H: I've written a book about it called No Ceiling. In it, I describe my journey of making a big dream come true. Glenn, who had set a world record in 1992 when he jumped off the Great Tringo Tower, a mountain in Pakistan, was looking for a higher cliff to jump from when we met in 1995. After our marriage, I challenged him to teach me mountaineering and BASE jumping so we could attempt a world record together.
What training did the two of you have to undergo?
H: In 2000, I began learning how to skydive, BASE jump and climb mountains. I even left my job in September 2001 to concentrate full time on training. In 2004, Glenn and I began to train with a wingsuit, which has wings between the legs and between each arm and the body to aid in flying.
G: In a wingsuit, even the slightest movement of the hands, legs or shoulders can cause your direction to shift. Heather and I wanted our hands to touch while we were flying down Mt Meru, and to do that takes a lot of training. We practiced 150 skydives -- 60 with a wingsuit. Heather and I also spend an hour every day in some fitness activity or the other. Heather rides horses, we mountain bike, run or go abseiling. So, we were fit too.
What made you pick Mt Meru?
G: We spotted the almost vertical north summit of Mt Meru in a photograph in a mountaineering magazine. In 2005, we came to India for a recce. We trekked to the base and took a lot of pictures. We also got in touch with a local company for guides and camping equipment. A year later, we returned to jump from the peak.
Describe that experience for us.
H: We started our climb on May 1, 2006. The weather conditions were bad and we often got snowed out. On May 17, we set up camp at 6,200 m, from where we decided we'd climb up to the ledge at 6,604 m and transfer our equipment and wingsuits. For six days we'd climb to the ledge and return -- either there was too much cloud cover, or we'd face a snowstorm. Finally, on May 23, we reached the ledge, changed into our wingsuits and wore our parachuting gear. We were ready to jump.
G: We were descending at a speed of 70 kph and flying at 200 kph. We flew up to 1 km away from the cliff, which took about 43 seconds, then opened our parachutes, so we were down the cliff in a few minutes. It took us 3 weeks to climb the cliff, we had three base camps, and we'd climbed up a face of the summit that had a 45 degree incline at the base and a 70 degree incline at the top.

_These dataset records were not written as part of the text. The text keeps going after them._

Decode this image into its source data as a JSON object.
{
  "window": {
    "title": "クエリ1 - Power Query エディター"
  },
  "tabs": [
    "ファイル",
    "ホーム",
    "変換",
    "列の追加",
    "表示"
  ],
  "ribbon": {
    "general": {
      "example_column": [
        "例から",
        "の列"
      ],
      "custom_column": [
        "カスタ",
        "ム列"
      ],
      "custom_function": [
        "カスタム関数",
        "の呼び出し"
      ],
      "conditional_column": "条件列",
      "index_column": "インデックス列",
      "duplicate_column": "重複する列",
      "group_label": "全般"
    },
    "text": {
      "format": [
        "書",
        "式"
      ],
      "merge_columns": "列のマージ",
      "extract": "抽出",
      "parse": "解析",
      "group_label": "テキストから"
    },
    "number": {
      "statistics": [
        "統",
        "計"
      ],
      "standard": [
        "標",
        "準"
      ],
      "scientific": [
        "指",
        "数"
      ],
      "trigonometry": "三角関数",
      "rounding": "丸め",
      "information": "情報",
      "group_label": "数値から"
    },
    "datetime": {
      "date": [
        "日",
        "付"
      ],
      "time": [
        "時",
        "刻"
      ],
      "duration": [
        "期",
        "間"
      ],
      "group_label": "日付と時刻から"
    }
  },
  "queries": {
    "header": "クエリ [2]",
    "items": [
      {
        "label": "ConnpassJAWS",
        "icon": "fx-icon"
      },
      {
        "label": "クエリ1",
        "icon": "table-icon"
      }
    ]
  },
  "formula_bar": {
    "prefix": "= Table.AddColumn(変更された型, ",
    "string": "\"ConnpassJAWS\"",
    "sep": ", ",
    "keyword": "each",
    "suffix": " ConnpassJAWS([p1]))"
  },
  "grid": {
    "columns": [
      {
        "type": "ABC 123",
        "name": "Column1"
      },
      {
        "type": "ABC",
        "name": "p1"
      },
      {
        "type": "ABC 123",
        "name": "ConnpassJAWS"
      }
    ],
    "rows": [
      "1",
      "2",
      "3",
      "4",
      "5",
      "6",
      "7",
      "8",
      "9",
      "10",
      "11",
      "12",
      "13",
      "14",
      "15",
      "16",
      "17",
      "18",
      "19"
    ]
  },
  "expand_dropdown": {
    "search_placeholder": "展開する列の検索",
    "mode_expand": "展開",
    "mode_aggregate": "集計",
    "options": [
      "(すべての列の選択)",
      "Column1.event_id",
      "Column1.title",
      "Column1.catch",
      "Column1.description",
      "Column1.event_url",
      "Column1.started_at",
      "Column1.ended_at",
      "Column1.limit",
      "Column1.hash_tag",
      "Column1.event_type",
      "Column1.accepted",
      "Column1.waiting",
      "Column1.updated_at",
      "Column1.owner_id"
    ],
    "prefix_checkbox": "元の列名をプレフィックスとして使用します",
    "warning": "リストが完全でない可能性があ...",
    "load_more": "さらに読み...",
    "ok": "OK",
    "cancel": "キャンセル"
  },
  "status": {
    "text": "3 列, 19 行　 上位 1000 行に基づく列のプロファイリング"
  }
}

What was going through your mind just before the jump?
H: At that time, the foremost thought in our minds was to focus on doing the right thing and being safe. We'd been training together for six years for this.
G: Fear of heights is a primeval instinct. But all the adventure training we have done in the past years, all the knowledge, experience and reason worked together to reduce fear. When Heather and I looked at the summit, we thought, 'what an amazing challenge, how can we do it? What skills do we need to do that?' and not 'Gosh! We can't do that!'
One needs to understand the real risk, not the perceived risk.
So what are the real risks of BASE climbing?
G: One of the risks is the parachute failing to open, or opening up facing the cliff. In such a case, you need to learn how a parachute works. If it opens facing the cliff, you learn how to turn the parachute deftly, and never to jump when the wind is high. You need to identify the right cliff to jump off, with no jagged outcrops, and about safe landing areas. I have done a short degree in Parachute System Technology from MIT to get that bit right. Then you need to acquire skills like mountaineering, and the techniques of how to launch and when to jump. If you're using a wingsuit, you need to master that too.
Once you know the real risks and prepare yourself against them, then you know the real award. In our case, it was being able to fly off one of the most beautiful mountains in the world.
What was the feeling of jumping off Mt Meru like?
G: It is the most incredibly peaceful and moving experience. Climbing is one of the most beautiful and spiritual ways to interact with the environment. Jumping heightens that experience. No one on the planet had jumped off Mt Meru, so it's not like anything anyone has experienced -- literally. The sensation, the rush, is overwhelming.